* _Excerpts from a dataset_
Content starts

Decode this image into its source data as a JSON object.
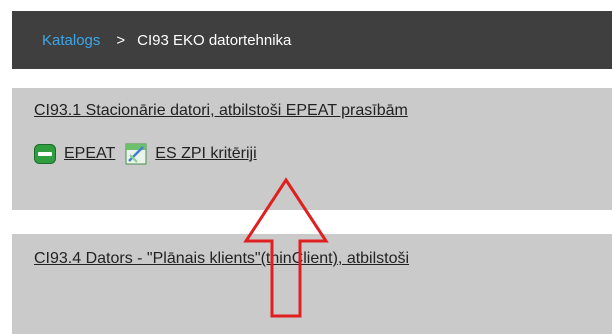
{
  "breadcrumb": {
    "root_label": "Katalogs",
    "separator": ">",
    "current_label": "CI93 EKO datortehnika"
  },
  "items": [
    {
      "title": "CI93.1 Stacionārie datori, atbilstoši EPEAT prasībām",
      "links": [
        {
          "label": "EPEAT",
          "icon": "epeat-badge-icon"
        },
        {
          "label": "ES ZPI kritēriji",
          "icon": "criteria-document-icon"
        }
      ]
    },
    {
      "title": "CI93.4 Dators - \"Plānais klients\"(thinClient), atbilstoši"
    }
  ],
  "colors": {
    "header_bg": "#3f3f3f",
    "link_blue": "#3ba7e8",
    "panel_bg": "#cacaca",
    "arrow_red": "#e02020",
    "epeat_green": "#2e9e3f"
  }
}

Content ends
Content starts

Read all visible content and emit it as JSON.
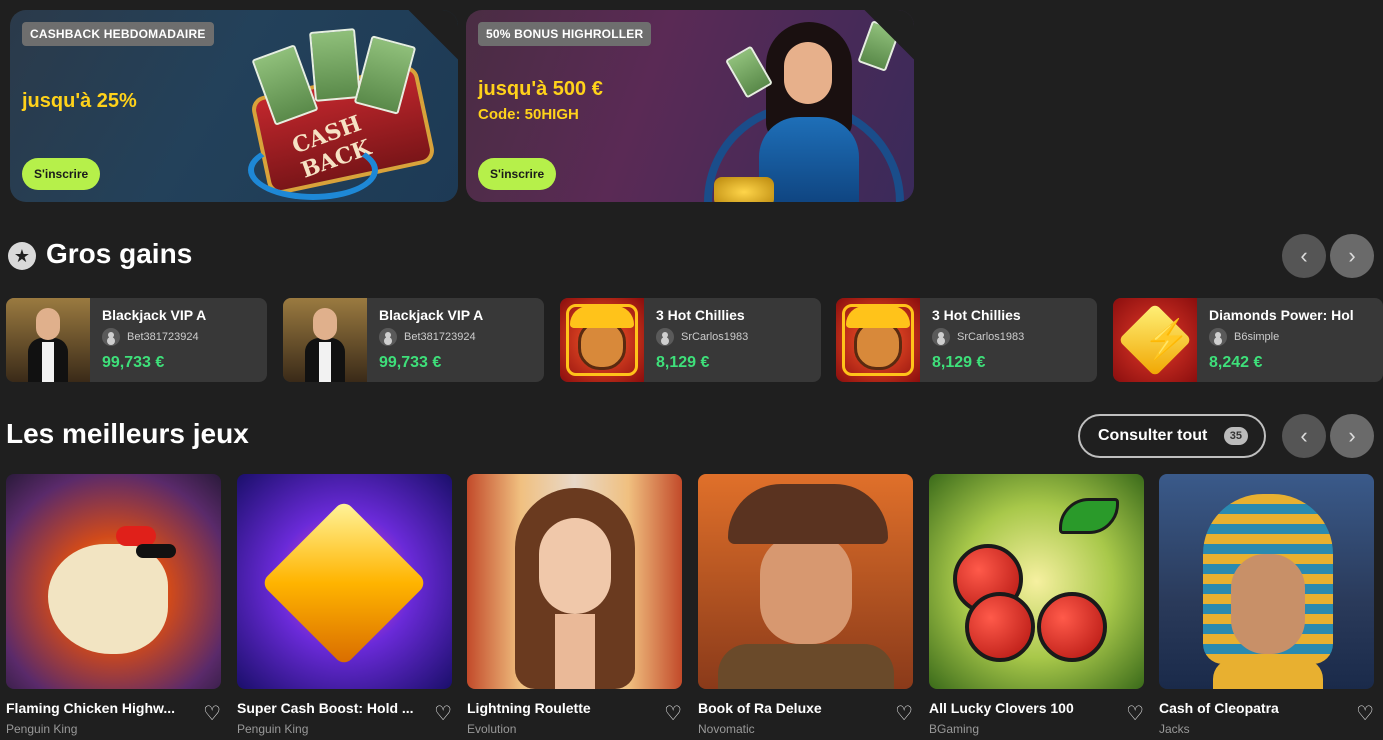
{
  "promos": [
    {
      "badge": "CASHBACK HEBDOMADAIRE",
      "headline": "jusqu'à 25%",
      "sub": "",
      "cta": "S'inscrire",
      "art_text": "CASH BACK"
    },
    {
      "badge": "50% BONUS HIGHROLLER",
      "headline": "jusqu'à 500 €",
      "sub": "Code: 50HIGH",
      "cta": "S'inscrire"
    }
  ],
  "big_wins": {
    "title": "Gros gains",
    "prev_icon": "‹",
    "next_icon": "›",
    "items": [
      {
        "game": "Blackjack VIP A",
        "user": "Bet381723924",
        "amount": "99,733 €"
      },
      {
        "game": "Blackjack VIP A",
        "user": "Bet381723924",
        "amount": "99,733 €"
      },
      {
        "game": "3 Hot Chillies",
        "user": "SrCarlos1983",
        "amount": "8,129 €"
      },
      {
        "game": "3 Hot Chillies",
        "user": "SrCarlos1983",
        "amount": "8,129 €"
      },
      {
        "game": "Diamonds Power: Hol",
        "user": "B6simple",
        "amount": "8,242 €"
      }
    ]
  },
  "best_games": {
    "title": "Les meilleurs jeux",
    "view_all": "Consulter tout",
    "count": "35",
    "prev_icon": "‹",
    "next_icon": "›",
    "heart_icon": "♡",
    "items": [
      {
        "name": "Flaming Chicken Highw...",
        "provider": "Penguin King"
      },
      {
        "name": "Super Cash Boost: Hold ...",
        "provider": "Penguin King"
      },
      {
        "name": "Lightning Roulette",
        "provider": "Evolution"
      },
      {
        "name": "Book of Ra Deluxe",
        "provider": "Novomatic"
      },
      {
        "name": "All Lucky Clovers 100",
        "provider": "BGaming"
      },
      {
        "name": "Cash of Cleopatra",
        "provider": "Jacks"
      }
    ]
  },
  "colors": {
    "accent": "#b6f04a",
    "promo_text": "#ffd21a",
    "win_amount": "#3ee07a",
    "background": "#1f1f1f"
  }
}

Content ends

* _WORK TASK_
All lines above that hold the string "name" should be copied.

* _EXERCISE RESPONSE_
        "name": "Flaming Chicken Highw...",
        "name": "Super Cash Boost: Hold ...",
        "name": "Lightning Roulette",
        "name": "Book of Ra Deluxe",
        "name": "All Lucky Clovers 100",
        "name": "Cash of Cleopatra",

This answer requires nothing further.